Keep in mind though that not all phones require a SIM to operate. For example, in my experience most Nokia phones don't require them, while Motorola phones usually do. Also, if the phone you are working with is locked to a particular carrier, then these alone won't get the phone working. The phone will start with the dummy SIM, but when it tries to connect to the cell network it will fail (unless, perhaps, you live in China where these SIMs were pulled from). To get past the carrier lock, you will need...

i-SmartSim Unlocker (12167)


       SKU 12167 is a very small device that piggy-backs onto a SIM card and fools the phone into thinking it is for the carrier the phone is locked to. You can use this device to perform a physical unlock on your phone (say for example, if you wanted to use the iPhone on T-Mobile), or you can combine this with SKU 16159 to get even carrier locked phones to boot up without the original SIM. The DealExtreme page says this device is designed primarily for Nokia phones, but personally I have been able to use it on phones from a number of different manufacturers without any issues.

To install this device you need to cut out a little notch on the top part of the SIM, as shown in the picture above. This area of the SIM is simply plastic, and doesn't contain the actual SIM chip, which is located on the opposite side of the gold contacts. There is no danger of cutting too far into the SIM and destroying it, so don't be afraid to cut out a little more than I did. I used a Dremel to cut out the square, but if you have snips small enough you should be able to get in there, or maybe use a small hobby razor knife. I would suggest tacking the unlocker and the SIM together with some very small drops of cyanoacrylate adhesive (AKA, Super Glue or Krazy Glue) around the extreme edges of the SIM. You need to be very careful not to put too much on, or else it may overflow onto the actual SIM contacts under the unlocker, in which case you are in some real trouble. If you don't glue them together, it makes it much more difficult to insert and remove the SIM/unlocker, though not impossible.

I have never personally found a phone this didn't work on, though I am told newer handsets might have issues (for which DX sells an updated version of this product). While this should certainly not be taken as a compatibility list in any shape or form, I can at least confirm the i-SmartSim works perfectly on the following phones:

       Ericsson T39m
       LG CU575
       Motorola Razr V3
       Nokia 2600
       Nokia 6555b
       Samsung A737

100g Digital Scale (15002)


       SKU 15002 is an extremely accurate digital scale at an incredible price ($10.87 as of this writing), perfect for weighing small objects and chemistry work. This scale features a maximum capacity of 100g, with a precision of 0.01g. The scale comes with a fake-leather carrying case that protects it pretty well, and there is a plastic snap-on protector for the actual weighing platform.

If you are going to get this scale and want to make sure it is as accurate as possible, you should also order the 100g calibration weight (SKU 15761). Even if the scale is perfectly accurate when you receive it (which is already unlikely as movement tends to knock it out of precision), with time and temperature changes the accuracy of the scale will begin to drift.
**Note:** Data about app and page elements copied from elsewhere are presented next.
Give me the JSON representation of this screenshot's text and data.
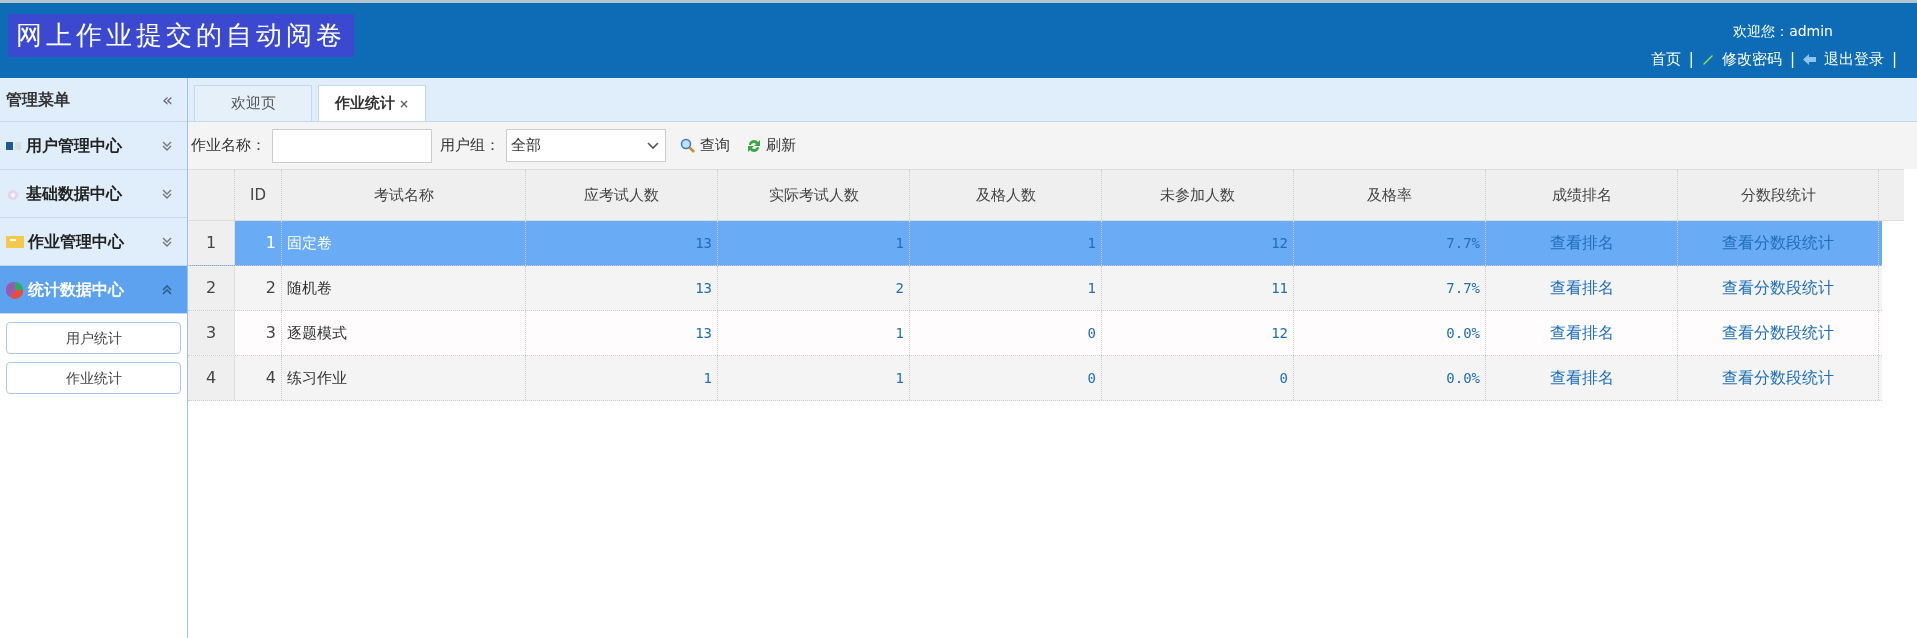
{
  "header": {
    "title": "网上作业提交的自动阅卷",
    "welcome": "欢迎您：admin",
    "link_separator": "|",
    "links": [
      {
        "label": "首页"
      },
      {
        "label": "修改密码"
      },
      {
        "label": "退出登录"
      }
    ]
  },
  "sidebar": {
    "title": "管理菜单",
    "collapse": "«",
    "items": [
      {
        "label": "用户管理中心",
        "expanded": false,
        "selected": false
      },
      {
        "label": "基础数据中心",
        "expanded": false,
        "selected": false
      },
      {
        "label": "作业管理中心",
        "expanded": false,
        "selected": false
      },
      {
        "label": "统计数据中心",
        "expanded": true,
        "selected": true,
        "children": [
          {
            "label": "用户统计"
          },
          {
            "label": "作业统计"
          }
        ]
      }
    ]
  },
  "tabs": [
    {
      "label": "欢迎页",
      "selected": false
    },
    {
      "label": "作业统计",
      "selected": true,
      "close": "×"
    }
  ],
  "toolbar": {
    "name_label": "作业名称：",
    "group_label": "用户组：",
    "group_value": "全部",
    "search_button": "查询",
    "refresh_button": "刷新"
  },
  "table": {
    "columns": [
      "ID",
      "考试名称",
      "应考试人数",
      "实际考试人数",
      "及格人数",
      "未参加人数",
      "及格率",
      "成绩排名",
      "分数段统计"
    ],
    "rows": [
      {
        "index": "1",
        "selected": true,
        "cells": [
          "1",
          "固定卷",
          "13",
          "1",
          "1",
          "12",
          "7.7%",
          "查看排名",
          "查看分数段统计"
        ]
      },
      {
        "index": "2",
        "selected": false,
        "cells": [
          "2",
          "随机卷",
          "13",
          "2",
          "1",
          "11",
          "7.7%",
          "查看排名",
          "查看分数段统计"
        ]
      },
      {
        "index": "3",
        "selected": false,
        "cells": [
          "3",
          "逐题模式",
          "13",
          "1",
          "0",
          "12",
          "0.0%",
          "查看排名",
          "查看分数段统计"
        ]
      },
      {
        "index": "4",
        "selected": false,
        "cells": [
          "4",
          "练习作业",
          "1",
          "1",
          "0",
          "0",
          "0.0%",
          "查看排名",
          "查看分数段统计"
        ]
      }
    ]
  }
}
To calibrate the scale, hold the "On" button until "0" flashes and place the calibration weight on the scale; after a few seconds the weight should peg at "100.00" and stop flashing. Once calibrated, you should verify the calibration of the scale every so often by simply placing the calibration weight on scale and verifying it still reads "100.00".

If you need higher capacity, this same scale is available in models all the way up to 300g. After that, there is a trade off between accuracy and capacity. Scales above 500g usually only offer 0.1g resolution. If you are looking for very high resolution, you may want to check out SKU 10515, which appears to be the highest resolution scale currently offered on DealExtreme.